Thus the empirico-scientific worldview assumes a different form and this time, it is a religious form. However, this is not easy to detect for it dislikes itself to be designated as religion. The idea of evolution is no longer satisfied to be perceived as “science” either by the side or against Christianity but to usurp the place of Christianity as the new “dogma” and “religion” (ibid.).
Monism and the Persistence of Supranaturalism
Bavinck then mentions an old term that describes this new intellectual movement. The term is monism. Bavinck identifies Haeckel as the one who designates monism to this intellectual movement claiming to be the true science and true religion. As a form of religion, monism offers an immanent God. As such, Bavinck says, monism “can never satisfy man’s religious and ethical needs” (p.17). In monism, there is no power above the world. It offers no permanent peace and rest, which according to Bavinck, are the things that man seeks in religion. Man seeks strength, life, personal power, pardon from sin and joy to triumph over a world of sin and death. Monism as a religion cannot give what man seeks.
The kind of religion man needs, says Bavinck, is not a religion that shut us up in but lifts us up high above the world.

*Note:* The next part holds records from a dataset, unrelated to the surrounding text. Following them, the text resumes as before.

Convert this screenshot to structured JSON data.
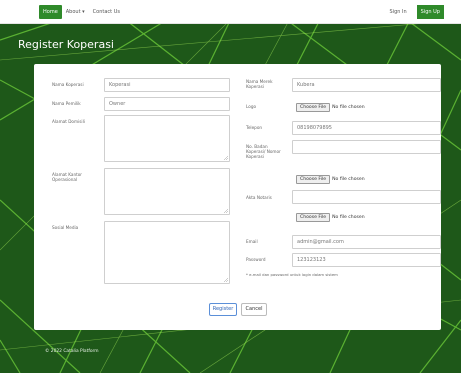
{
  "nav": {
    "home": "Home",
    "about": "About ▾",
    "contact": "Contact Us",
    "signin": "Sign In",
    "signup": "Sign Up"
  },
  "page": {
    "title": "Register Koperasi"
  },
  "form": {
    "nama_koperasi": {
      "label": "Nama Koperasi",
      "value": "Koperasi"
    },
    "nama_pemilik": {
      "label": "Nama Pemilik",
      "value": "Owner"
    },
    "alamat_domisili": {
      "label": "Alamat Domisili"
    },
    "alamat_kantor": {
      "label": "Alamat Kantor Operasional"
    },
    "sosial_media": {
      "label": "Sosial Media"
    },
    "nama_merek": {
      "label": "Nama Merek Koperasi",
      "value": "Kubera"
    },
    "logo": {
      "label": "Logo",
      "button": "Choose File",
      "status": "No file chosen"
    },
    "telepon": {
      "label": "Telepon",
      "value": "08198079895"
    },
    "no_badan": {
      "label": "No. Badan Koperasi/ Nomor Koperasi",
      "value": ""
    },
    "file2": {
      "button": "Choose File",
      "status": "No file chosen"
    },
    "akta": {
      "label": "Akta Notaris",
      "value": ""
    },
    "file3": {
      "button": "Choose File",
      "status": "No file chosen"
    },
    "email": {
      "label": "Email",
      "value": "admin@gmail.com"
    },
    "password": {
      "label": "Password",
      "value": "123123123"
    },
    "note": "* e-mail dan password untuk login dalam sistem",
    "register_button": "Register",
    "cancel_button": "Cancel"
  },
  "footer": {
    "text": "© 2022 Catalia Platform"
  },
  "colors": {
    "background": "#1f5a1a",
    "accent": "#2f8a2a",
    "primary_button": "#2f64b5"
  }
}
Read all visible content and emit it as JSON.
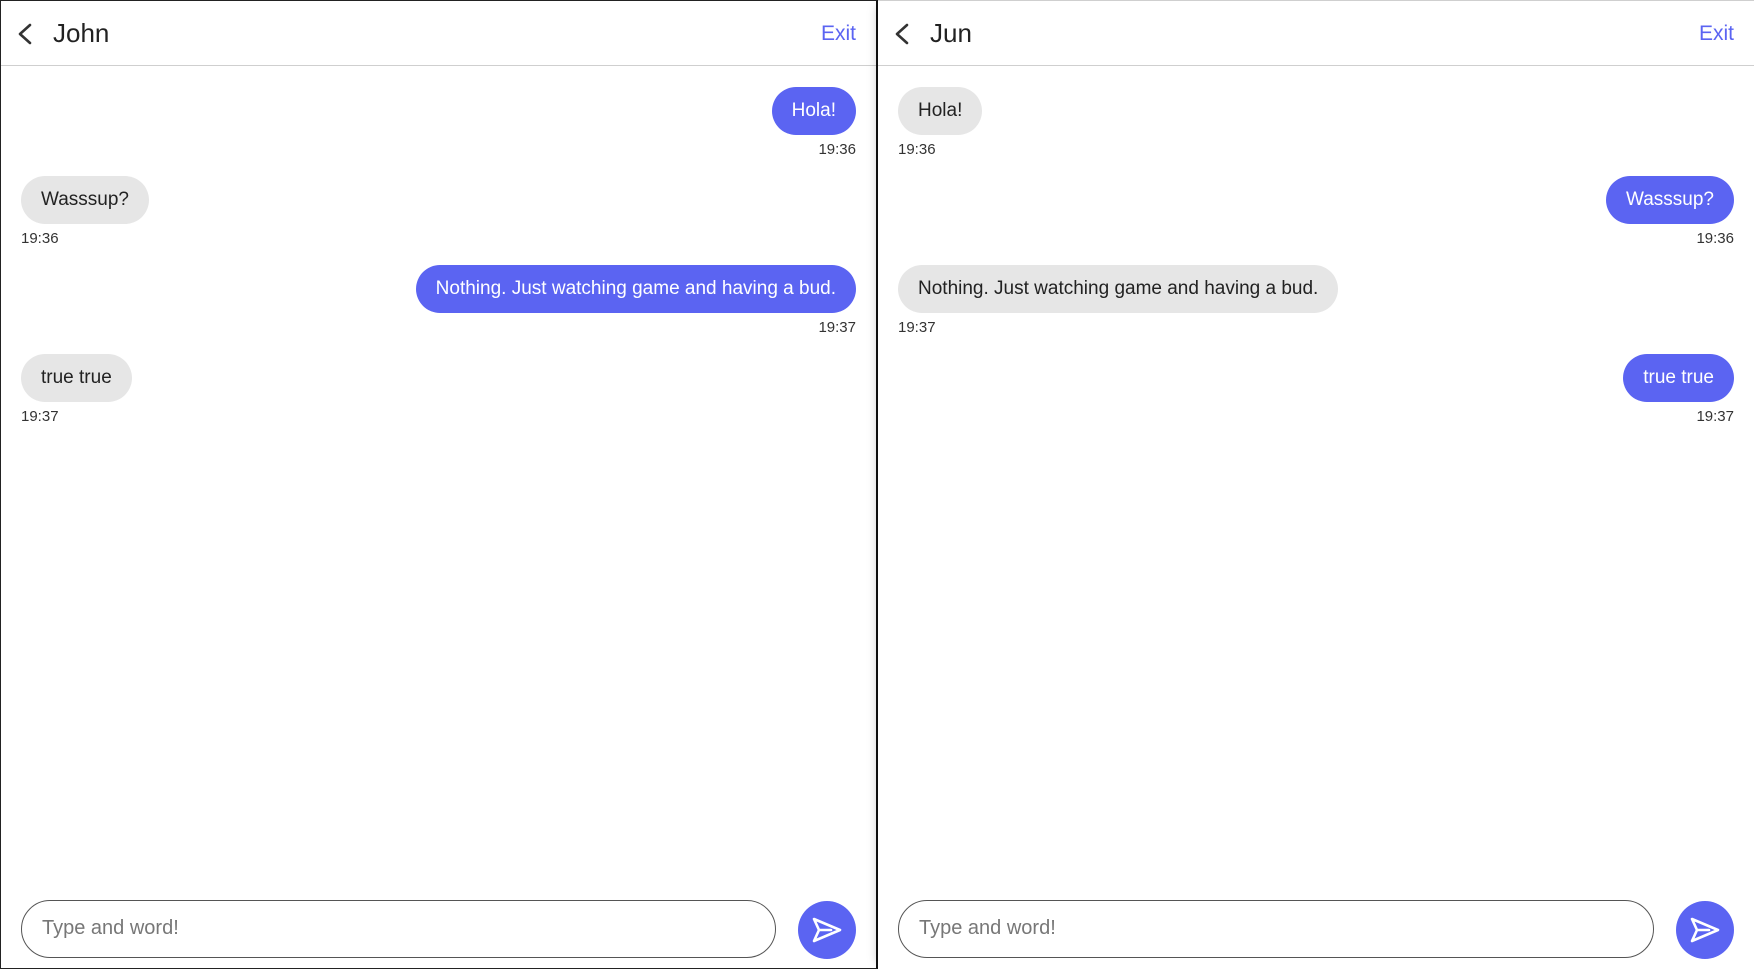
{
  "colors": {
    "accent": "#5b64f2",
    "received_bubble": "#e6e6e6",
    "text": "#222222"
  },
  "panes": [
    {
      "contact_name": "John",
      "exit_label": "Exit",
      "input_placeholder": "Type and word!",
      "input_value": "",
      "messages": [
        {
          "direction": "sent",
          "text": "Hola!",
          "time": "19:36"
        },
        {
          "direction": "received",
          "text": "Wasssup?",
          "time": "19:36"
        },
        {
          "direction": "sent",
          "text": "Nothing. Just watching game and having a bud.",
          "time": "19:37"
        },
        {
          "direction": "received",
          "text": "true true",
          "time": "19:37"
        }
      ],
      "icons": {
        "back": "chevron-left-icon",
        "send": "send-icon"
      }
    },
    {
      "contact_name": "Jun",
      "exit_label": "Exit",
      "input_placeholder": "Type and word!",
      "input_value": "",
      "messages": [
        {
          "direction": "received",
          "text": "Hola!",
          "time": "19:36"
        },
        {
          "direction": "sent",
          "text": "Wasssup?",
          "time": "19:36"
        },
        {
          "direction": "received",
          "text": "Nothing. Just watching game and having a bud.",
          "time": "19:37"
        },
        {
          "direction": "sent",
          "text": "true true",
          "time": "19:37"
        }
      ],
      "icons": {
        "back": "chevron-left-icon",
        "send": "send-icon"
      }
    }
  ]
}
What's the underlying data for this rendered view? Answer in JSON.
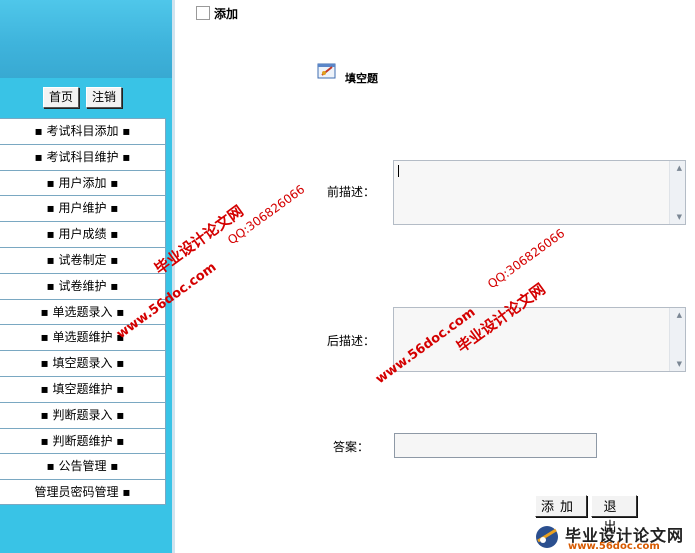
{
  "sidebar": {
    "home_button": "首页",
    "logout_button": "注销",
    "menu": [
      "▪ 考试科目添加 ▪",
      "▪ 考试科目维护 ▪",
      "▪ 用户添加 ▪",
      "▪ 用户维护 ▪",
      "▪ 用户成绩 ▪",
      "▪ 试卷制定 ▪",
      "▪ 试卷维护 ▪",
      "▪ 单选题录入 ▪",
      "▪ 单选题维护 ▪",
      "▪ 填空题录入 ▪",
      "▪ 填空题维护 ▪",
      "▪ 判断题录入 ▪",
      "▪ 判断题维护 ▪",
      "▪ 公告管理 ▪",
      "管理员密码管理 ▪"
    ]
  },
  "main": {
    "header_title": "添加",
    "question_type": "填空题",
    "pre_label": "前描述：",
    "post_label": "后描述：",
    "answer_label": "答案：",
    "add_button": "添加",
    "exit_button": "退出"
  },
  "watermarks": {
    "site_name": "毕业设计论文网",
    "site_url": "www.56doc.com",
    "qq": "QQ:306826066"
  },
  "brand": {
    "name": "毕业设计论文网",
    "url": "www.56doc.com"
  },
  "colors": {
    "sidebar_bg": "#39c3e6",
    "watermark": "#d40000"
  }
}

A religion that in time imparts eternity; in death gives life; in change provides stability. Bavinck argues that “this is the reason why transcendence, supranaturalism, revelation are essential to all religions” (ibid.). They characterize the Mohammedan nations, Christendom, Greek Church, Roman Catholicism and Protestantism.
So regardless of this intellectual evolution both in philosophy and theology, Christianity maintains its supranatural character. The Bible still occupies its unique place in the church. Bavinck claims, “all our modern civilization, art, science, literature, ethics, jurisprudence, society, state, politics are leavened by religious, Christian, supranaturalistic elements and still rest on the foundation of the old worldview” (ibid.). Bavinck quotes Troeltsch saying, “ ‘The stamp of this education, Europe bears deep in its soul up to today’ ” (ibid.). Bavinck is confident that “much therefore will have to be done before the modern, pantheistic or materialistic, worldview shall have conquered the old theistic one” (ibid.) And in view of the past history of mankind, Bavinck believes that this will never happen. Marx therefore is wrong in his prediction.
The persistence of supranatural worldview and the idea of revelation says Bavinck, is neither simply due to “stubborn conservatism” nor “incorrigible lack of understanding” (p.18). There is actually essential difference between the supranatural worldview and the one offered by this new trend in theology and philosophy. Bavinck says that Friedrich Delitzsch affirms this fact. Delitzsch argues that the Old Testament idea of revelation was similar with that found in Babylonian religion. However, such connection was discredited by many due to an attempt to modify the idea of revelation “so as to make of it humanly mediated, gradual process of historical evolution” (ibid.). Delitzsch finds it acceptable personally but admits that it is “a weak dilution of the Biblical and theological conception of revelation” (ibid.).
Reference: Bavinck, Herman. The Philosophy of Revelation. Grand Rapids, Michigan: Wm. B. Eerdmans Publishing Company, 1953.